However, many sources that FE spoke to are of the opinion that the Murthys VC arm has become less active in the circuit. A few venture capitalists on condition of anonymity said that Catamaran has not been very active on the investment front especially with regard to start-ups. In the past, the fund had teamed up with other VCs for investing in various companies.
The $130-million fund has made a few investments which are publicly known like Bigshoebaazar India, Hector Beverages, Yebhi.com and Healthspring. These firms are from diverse sectors such as energy drink, healthcare and e-commerce.
Catamaran Ventures has termed itself as a proprietary, sector-agnostic, family office that invests in inspirational early stage and growing companies in India and overseas. Its profile has said that their investments consist of a wide range from the very early to very late stage businesses.

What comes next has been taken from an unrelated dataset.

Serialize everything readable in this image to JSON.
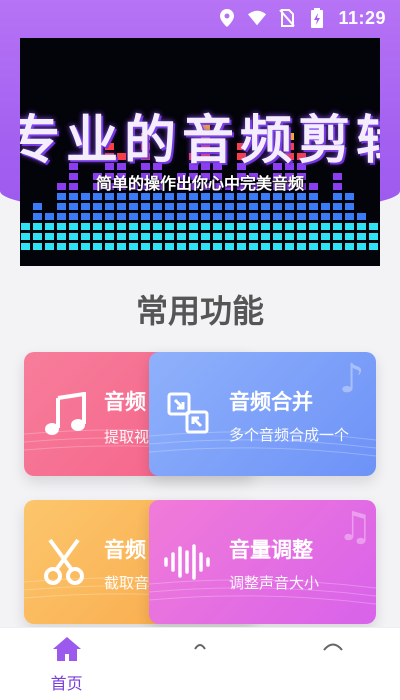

The venture capital funding in India saw lower value of investment in 2013 compared with 2012. Venture Capital firms invested about $805 million over 206 deals in India during the twelve months ended December 2013, according to an analysis by Venture Intelligence, a research service focused on private company financials, transactions and valuations. The VC investment activity was about 18% lower compared with 2012 that had witnessed 252 transactions worth $898 million.
Private equity (PE) investments in India has fallen to its lowest levels since 2009 at $7.5 billion over 384 deals during 2013, compared with the $9.2-billion investment made across 484 deals in 2012, according to Venture Intelligence. The 18 investments of over $100 million in value during 2013, accounted for as much as 47% of the value pie during the year.